What is being asked
All of the data, from the first line to the last, should be reproduced without alteration.

Records for the exercise section start

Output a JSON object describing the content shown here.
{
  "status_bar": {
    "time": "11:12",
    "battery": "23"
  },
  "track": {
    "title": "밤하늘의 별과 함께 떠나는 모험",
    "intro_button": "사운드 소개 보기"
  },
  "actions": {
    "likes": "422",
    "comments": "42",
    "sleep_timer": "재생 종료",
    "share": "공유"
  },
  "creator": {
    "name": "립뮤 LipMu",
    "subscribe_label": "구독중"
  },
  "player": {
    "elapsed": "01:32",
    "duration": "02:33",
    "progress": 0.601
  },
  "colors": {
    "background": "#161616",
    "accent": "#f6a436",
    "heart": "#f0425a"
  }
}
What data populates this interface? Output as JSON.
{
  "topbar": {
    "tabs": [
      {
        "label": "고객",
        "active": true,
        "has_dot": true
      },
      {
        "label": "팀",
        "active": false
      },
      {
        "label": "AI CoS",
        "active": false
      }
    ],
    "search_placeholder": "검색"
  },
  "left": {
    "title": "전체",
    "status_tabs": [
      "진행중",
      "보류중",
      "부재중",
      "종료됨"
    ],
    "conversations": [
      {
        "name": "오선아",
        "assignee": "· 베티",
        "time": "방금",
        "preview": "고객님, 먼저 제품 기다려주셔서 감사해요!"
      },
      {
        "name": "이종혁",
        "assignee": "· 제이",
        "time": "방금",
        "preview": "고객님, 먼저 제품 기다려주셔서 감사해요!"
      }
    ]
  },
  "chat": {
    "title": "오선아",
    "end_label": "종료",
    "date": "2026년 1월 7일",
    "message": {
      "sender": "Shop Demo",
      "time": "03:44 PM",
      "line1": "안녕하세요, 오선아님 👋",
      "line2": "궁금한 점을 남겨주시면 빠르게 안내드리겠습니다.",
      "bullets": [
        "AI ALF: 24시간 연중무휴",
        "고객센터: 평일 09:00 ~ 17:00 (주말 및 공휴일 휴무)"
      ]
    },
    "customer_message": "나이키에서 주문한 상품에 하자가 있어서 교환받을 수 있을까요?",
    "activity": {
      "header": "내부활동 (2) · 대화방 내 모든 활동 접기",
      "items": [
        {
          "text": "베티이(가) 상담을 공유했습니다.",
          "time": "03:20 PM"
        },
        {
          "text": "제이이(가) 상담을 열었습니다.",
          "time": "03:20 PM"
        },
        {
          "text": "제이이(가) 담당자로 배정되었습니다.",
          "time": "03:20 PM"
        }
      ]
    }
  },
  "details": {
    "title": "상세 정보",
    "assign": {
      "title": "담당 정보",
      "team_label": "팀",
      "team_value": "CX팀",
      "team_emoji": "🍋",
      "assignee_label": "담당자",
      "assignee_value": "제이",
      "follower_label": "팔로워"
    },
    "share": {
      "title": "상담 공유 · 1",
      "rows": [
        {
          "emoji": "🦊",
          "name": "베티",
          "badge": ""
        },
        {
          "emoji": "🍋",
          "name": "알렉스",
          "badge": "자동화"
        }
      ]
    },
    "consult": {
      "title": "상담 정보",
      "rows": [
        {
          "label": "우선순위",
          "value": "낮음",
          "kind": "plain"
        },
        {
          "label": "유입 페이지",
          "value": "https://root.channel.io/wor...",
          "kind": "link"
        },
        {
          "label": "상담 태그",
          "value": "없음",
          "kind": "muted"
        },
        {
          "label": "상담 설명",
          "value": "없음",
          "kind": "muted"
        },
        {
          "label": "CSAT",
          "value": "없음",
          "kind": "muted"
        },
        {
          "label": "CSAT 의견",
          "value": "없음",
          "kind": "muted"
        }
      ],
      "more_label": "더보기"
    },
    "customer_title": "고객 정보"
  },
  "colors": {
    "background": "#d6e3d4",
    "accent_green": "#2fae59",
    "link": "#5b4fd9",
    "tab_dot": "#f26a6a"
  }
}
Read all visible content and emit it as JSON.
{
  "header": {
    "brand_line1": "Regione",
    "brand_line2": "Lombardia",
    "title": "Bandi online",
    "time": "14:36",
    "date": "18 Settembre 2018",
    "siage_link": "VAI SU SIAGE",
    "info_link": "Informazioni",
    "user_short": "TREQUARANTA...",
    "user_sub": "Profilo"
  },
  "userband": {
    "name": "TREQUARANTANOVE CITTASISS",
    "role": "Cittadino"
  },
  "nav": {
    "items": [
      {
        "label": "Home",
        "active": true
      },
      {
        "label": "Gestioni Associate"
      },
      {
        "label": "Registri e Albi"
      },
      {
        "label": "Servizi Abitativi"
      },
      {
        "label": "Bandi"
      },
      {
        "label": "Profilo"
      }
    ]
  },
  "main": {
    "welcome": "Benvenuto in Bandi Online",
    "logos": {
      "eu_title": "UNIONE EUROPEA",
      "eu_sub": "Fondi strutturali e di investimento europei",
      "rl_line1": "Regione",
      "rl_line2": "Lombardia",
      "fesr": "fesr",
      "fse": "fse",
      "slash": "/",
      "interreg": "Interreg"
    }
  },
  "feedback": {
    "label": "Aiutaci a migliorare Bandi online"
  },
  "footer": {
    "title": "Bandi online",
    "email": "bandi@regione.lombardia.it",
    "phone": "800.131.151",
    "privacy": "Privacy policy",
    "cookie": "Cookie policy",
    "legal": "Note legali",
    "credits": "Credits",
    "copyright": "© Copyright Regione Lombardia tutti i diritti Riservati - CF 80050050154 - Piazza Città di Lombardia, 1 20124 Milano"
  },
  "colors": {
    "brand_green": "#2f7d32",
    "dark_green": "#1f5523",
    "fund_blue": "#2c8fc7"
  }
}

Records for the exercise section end

Exercise result
Output a JSON object describing the content shown here.
{
  "status_bar": {
    "time": "11:12",
    "battery": "23"
  },
  "track": {
    "title": "밤하늘의 별과 함께 떠나는 모험",
    "intro_button": "사운드 소개 보기"
  },
  "actions": {
    "likes": "422",
    "comments": "42",
    "sleep_timer": "재생 종료",
    "share": "공유"
  },
  "creator": {
    "name": "립뮤 LipMu",
    "subscribe_label": "구독중"
  },
  "player": {
    "elapsed": "01:32",
    "duration": "02:33",
    "progress": 0.601
  },
  "colors": {
    "background": "#161616",
    "accent": "#f6a436",
    "heart": "#f0425a"
  }
}
What data populates this interface? Output as JSON.
{
  "topbar": {
    "tabs": [
      {
        "label": "고객",
        "active": true,
        "has_dot": true
      },
      {
        "label": "팀",
        "active": false
      },
      {
        "label": "AI CoS",
        "active": false
      }
    ],
    "search_placeholder": "검색"
  },
  "left": {
    "title": "전체",
    "status_tabs": [
      "진행중",
      "보류중",
      "부재중",
      "종료됨"
    ],
    "conversations": [
      {
        "name": "오선아",
        "assignee": "· 베티",
        "time": "방금",
        "preview": "고객님, 먼저 제품 기다려주셔서 감사해요!"
      },
      {
        "name": "이종혁",
        "assignee": "· 제이",
        "time": "방금",
        "preview": "고객님, 먼저 제품 기다려주셔서 감사해요!"
      }
    ]
  },
  "chat": {
    "title": "오선아",
    "end_label": "종료",
    "date": "2026년 1월 7일",
    "message": {
      "sender": "Shop Demo",
      "time": "03:44 PM",
      "line1": "안녕하세요, 오선아님 👋",
      "line2": "궁금한 점을 남겨주시면 빠르게 안내드리겠습니다.",
      "bullets": [
        "AI ALF: 24시간 연중무휴",
        "고객센터: 평일 09:00 ~ 17:00 (주말 및 공휴일 휴무)"
      ]
    },
    "customer_message": "나이키에서 주문한 상품에 하자가 있어서 교환받을 수 있을까요?",
    "activity": {
      "header": "내부활동 (2) · 대화방 내 모든 활동 접기",
      "items": [
        {
          "text": "베티이(가) 상담을 공유했습니다.",
          "time": "03:20 PM"
        },
        {
          "text": "제이이(가) 상담을 열었습니다.",
          "time": "03:20 PM"
        },
        {
          "text": "제이이(가) 담당자로 배정되었습니다.",
          "time": "03:20 PM"
        }
      ]
    }
  },
  "details": {
    "title": "상세 정보",
    "assign": {
      "title": "담당 정보",
      "team_label": "팀",
      "team_value": "CX팀",
      "team_emoji": "🍋",
      "assignee_label": "담당자",
      "assignee_value": "제이",
      "follower_label": "팔로워"
    },
    "share": {
      "title": "상담 공유 · 1",
      "rows": [
        {
          "emoji": "🦊",
          "name": "베티",
          "badge": ""
        },
        {
          "emoji": "🍋",
          "name": "알렉스",
          "badge": "자동화"
        }
      ]
    },
    "consult": {
      "title": "상담 정보",
      "rows": [
        {
          "label": "우선순위",
          "value": "낮음",
          "kind": "plain"
        },
        {
          "label": "유입 페이지",
          "value": "https://root.channel.io/wor...",
          "kind": "link"
        },
        {
          "label": "상담 태그",
          "value": "없음",
          "kind": "muted"
        },
        {
          "label": "상담 설명",
          "value": "없음",
          "kind": "muted"
        },
        {
          "label": "CSAT",
          "value": "없음",
          "kind": "muted"
        },
        {
          "label": "CSAT 의견",
          "value": "없음",
          "kind": "muted"
        }
      ],
      "more_label": "더보기"
    },
    "customer_title": "고객 정보"
  },
  "colors": {
    "background": "#d6e3d4",
    "accent_green": "#2fae59",
    "link": "#5b4fd9",
    "tab_dot": "#f26a6a"
  }
}
Read all visible content and emit it as JSON.
{
  "header": {
    "brand_line1": "Regione",
    "brand_line2": "Lombardia",
    "title": "Bandi online",
    "time": "14:36",
    "date": "18 Settembre 2018",
    "siage_link": "VAI SU SIAGE",
    "info_link": "Informazioni",
    "user_short": "TREQUARANTA...",
    "user_sub": "Profilo"
  },
  "userband": {
    "name": "TREQUARANTANOVE CITTASISS",
    "role": "Cittadino"
  },
  "nav": {
    "items": [
      {
        "label": "Home",
        "active": true
      },
      {
        "label": "Gestioni Associate"
      },
      {
        "label": "Registri e Albi"
      },
      {
        "label": "Servizi Abitativi"
      },
      {
        "label": "Bandi"
      },
      {
        "label": "Profilo"
      }
    ]
  },
  "main": {
    "welcome": "Benvenuto in Bandi Online",
    "logos": {
      "eu_title": "UNIONE EUROPEA",
      "eu_sub": "Fondi strutturali e di investimento europei",
      "rl_line1": "Regione",
      "rl_line2": "Lombardia",
      "fesr": "fesr",
      "fse": "fse",
      "slash": "/",
      "interreg": "Interreg"
    }
  },
  "feedback": {
    "label": "Aiutaci a migliorare Bandi online"
  },
  "footer": {
    "title": "Bandi online",
    "email": "bandi@regione.lombardia.it",
    "phone": "800.131.151",
    "privacy": "Privacy policy",
    "cookie": "Cookie policy",
    "legal": "Note legali",
    "credits": "Credits",
    "copyright": "© Copyright Regione Lombardia tutti i diritti Riservati - CF 80050050154 - Piazza Città di Lombardia, 1 20124 Milano"
  },
  "colors": {
    "brand_green": "#2f7d32",
    "dark_green": "#1f5523",
    "fund_blue": "#2c8fc7"
  }
}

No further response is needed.